With apologies to Spike Milligan and the Goons
On arrival in Patterdale, somewhat later than planned, our hero Gripp stares alternately into the back of the car and upwards to the fell tops and the sky. He’s thinking of the weather, the distance and the snow and icy conditions.
He’s troubled, there are three pairs of boots in the car; the new inov-8 trail running shoes untested in the snow; the old and trusted Scarpa Manta mountaineering boots and the cheap and bendy lightweight boots he’s been wearing all summer and to which he has a fondness that apparently outweighs reason and experience. True since wearing these boots he’s not had blisters and that is something of a miracle for he as been troubled with the ragged and bleeding heels affliction constantly through out his walking life and there are distressing visuals to prove it. He forgets though that the adoption of the 1000 Mile socks may also have something to do with it too.
He recalls the previous outings using the Scarpa’s with dread, all he remembers is pain and suffering all the way up and down the fell. He forgets also the fact that this was before he got himself fit and 2st lighter and was, at that time, unable to walk more than 100 or so yards up an incline without getting out of breath. He makes his decision, wear the bendy boots, take the short ice axe and we’ll be OK, it can’t be that bad! can it?
An hour and a half later just at the start of Striding edge proper Gripp was beginning to see the error of his ways and the lack of forethought in his decision. A slight panic was developing in his lower organs and the iPod was switched off to help his concentration, he needed all his experience and skills to be focussed on the snowy ridge in front of him.
He could of course have done the sensible thing, go back down to the pub but that would have been defeatist and cowardly, at least in his mind.

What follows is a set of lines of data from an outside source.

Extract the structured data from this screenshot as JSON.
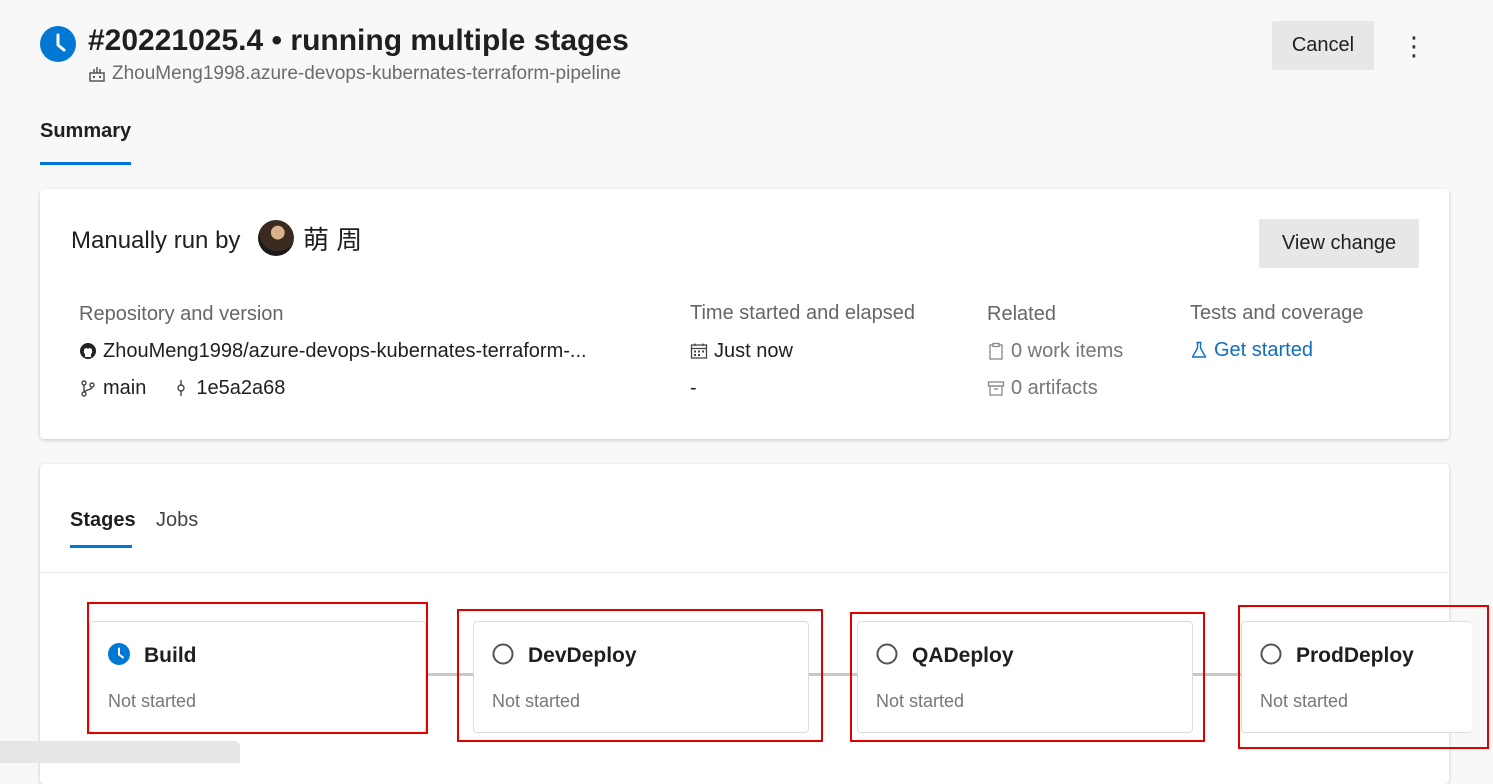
{
  "header": {
    "run_number": "#20221025.4",
    "separator": "•",
    "title": "running multiple stages",
    "repo_full": "ZhouMeng1998.azure-devops-kubernates-terraform-pipeline",
    "cancel_label": "Cancel",
    "more_label": "⋮"
  },
  "tabs": {
    "summary": "Summary"
  },
  "summary": {
    "manual_prefix": "Manually run by",
    "user_name": "萌 周",
    "view_change_label": "View change",
    "repo_heading": "Repository and version",
    "repo_name": "ZhouMeng1998/azure-devops-kubernates-terraform-...",
    "branch": "main",
    "commit": "1e5a2a68",
    "time_heading": "Time started and elapsed",
    "time_started": "Just now",
    "elapsed": "-",
    "related_heading": "Related",
    "work_items": "0 work items",
    "artifacts": "0 artifacts",
    "tests_heading": "Tests and coverage",
    "tests_link": "Get started"
  },
  "stage_tabs": {
    "stages": "Stages",
    "jobs": "Jobs"
  },
  "stages": [
    {
      "name": "Build",
      "status": "Not started",
      "state": "running"
    },
    {
      "name": "DevDeploy",
      "status": "Not started",
      "state": "pending"
    },
    {
      "name": "QADeploy",
      "status": "Not started",
      "state": "pending"
    },
    {
      "name": "ProdDeploy",
      "status": "Not started",
      "state": "pending"
    }
  ],
  "colors": {
    "accent": "#0078d4",
    "highlight": "#e00000",
    "link": "#106ebe"
  }
}
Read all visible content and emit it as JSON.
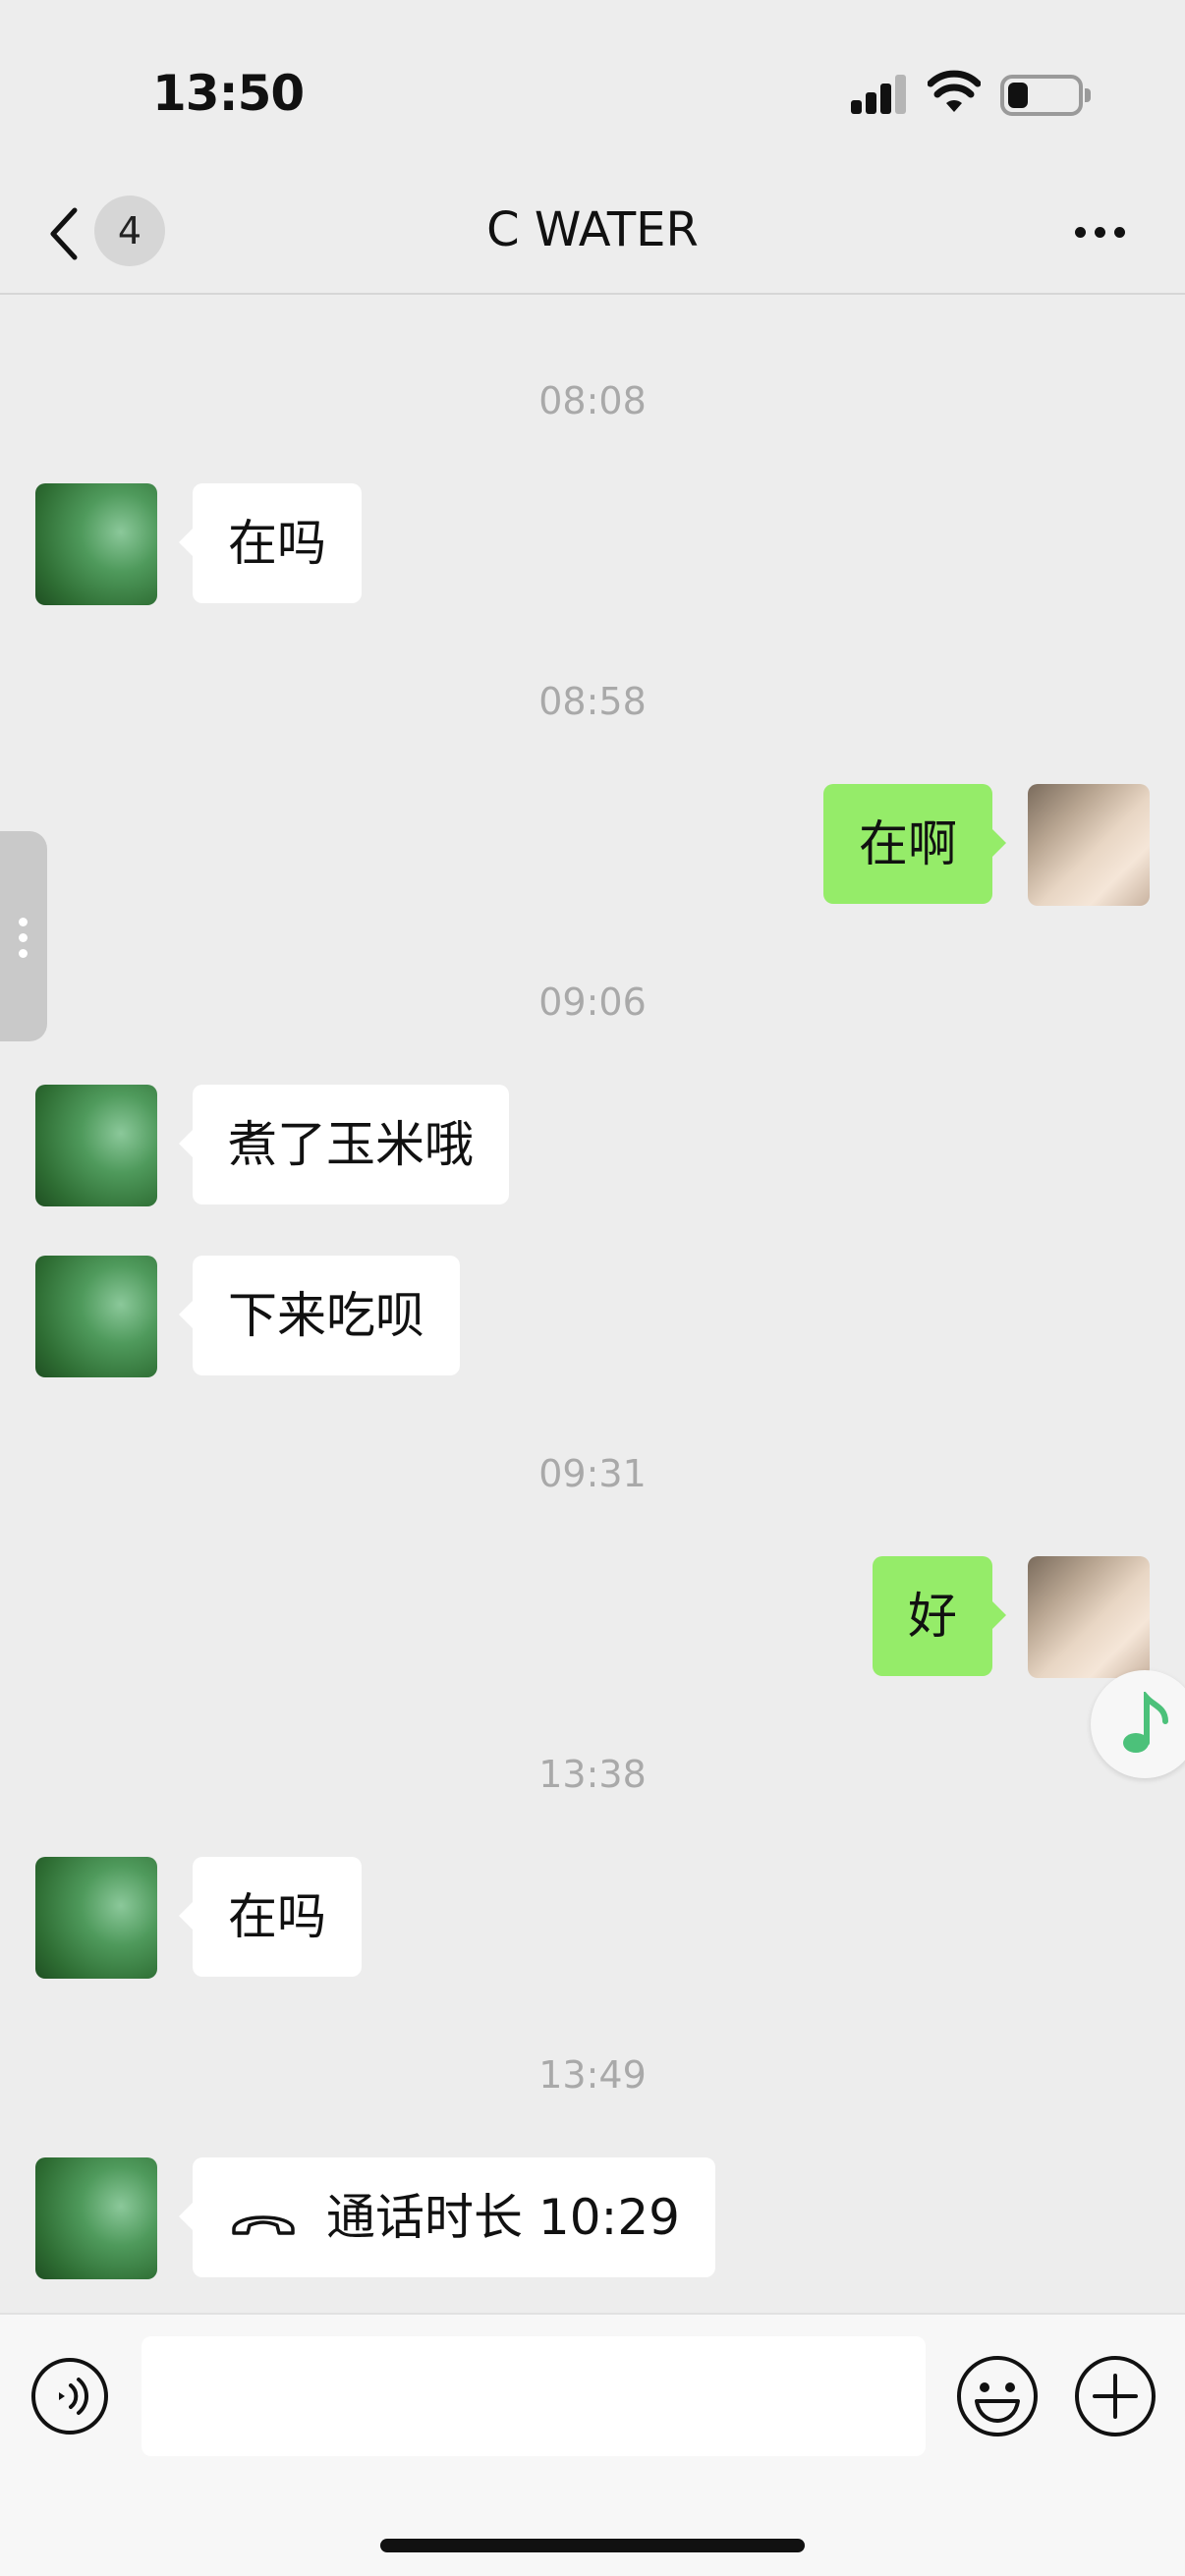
{
  "status_bar": {
    "time": "13:50",
    "battery_level": 0.3
  },
  "nav": {
    "unread_count": "4",
    "title": "C WATER"
  },
  "messages": [
    {
      "time": "08:08"
    },
    {
      "from": "contact",
      "text": "在吗"
    },
    {
      "time": "08:58"
    },
    {
      "from": "me",
      "text": "在啊"
    },
    {
      "time": "09:06"
    },
    {
      "from": "contact",
      "text": "煮了玉米哦"
    },
    {
      "from": "contact",
      "text": "下来吃呗"
    },
    {
      "time": "09:31"
    },
    {
      "from": "me",
      "text": "好"
    },
    {
      "time": "13:38"
    },
    {
      "from": "contact",
      "text": "在吗"
    },
    {
      "time": "13:49"
    },
    {
      "from": "contact",
      "type": "call",
      "icon": "phone-icon",
      "text": "通话时长 10:29"
    }
  ],
  "input": {
    "value": "",
    "placeholder": ""
  },
  "colors": {
    "background": "#ededed",
    "incoming_bubble": "#ffffff",
    "outgoing_bubble": "#95ec69",
    "timestamp": "#a9a9a9",
    "music_accent": "#4cc17a"
  },
  "icons": [
    "back-chevron-icon",
    "more-icon",
    "voice-icon",
    "emoji-icon",
    "plus-icon",
    "music-note-icon",
    "phone-icon"
  ]
}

The staff from Patterdale Mountain Rescue would not have thought so and the newspapers would not have their story if he had. You know the kind of thing Reckless Walker Endangers Life and Costs mount as Helicopter Rescue is launched blah blah. BBC News / Cumbria
He presses on, at first the broad expanse of the ridge is easy and the Névé is almost perfect. But as the ridge narrows and funnels him onto the crest of the ridge the ice is showing through and the rocks are covered with verglas, with zero grip from the bendy boots,` balance is all that keeps our hero upright and moving forward rather than accelerating vertically downward.
The ridge narrows even further and Gripp has to resort to the old fashioned approach, a cheval which brings new meaning to a shiver in his nether regions. There several points on the route now that demand all the concentration he can muster and others on the same journey gasp in astonishment, not as our hero imagines at the skill and bravery but at the foolishness of his escapades.
As the ridge abuts the fell proper there is a steepening of route which is banked nearly to the vertical with hard snow and ice. With bendy boots it’s impossible to kick steps in the frozen water and Gripp has to rely on climbing what rock remains sticking out of the snow and using steps kicked by others or resorting to an ancient and almost forgotten skill of step cutting. Twice the second hand steps give way and sliding backwards the ice axe is brought into play. At least he had the sense to bring that.
Then almost suddenly the terrain flattens out onto the summit plateau and the stone cross near the actual summit of Helvellyn, euphemistically referred to as a shelter,is reached. Gripp sits down with some relief and refuels with coffee and favourite hill food
..to be continued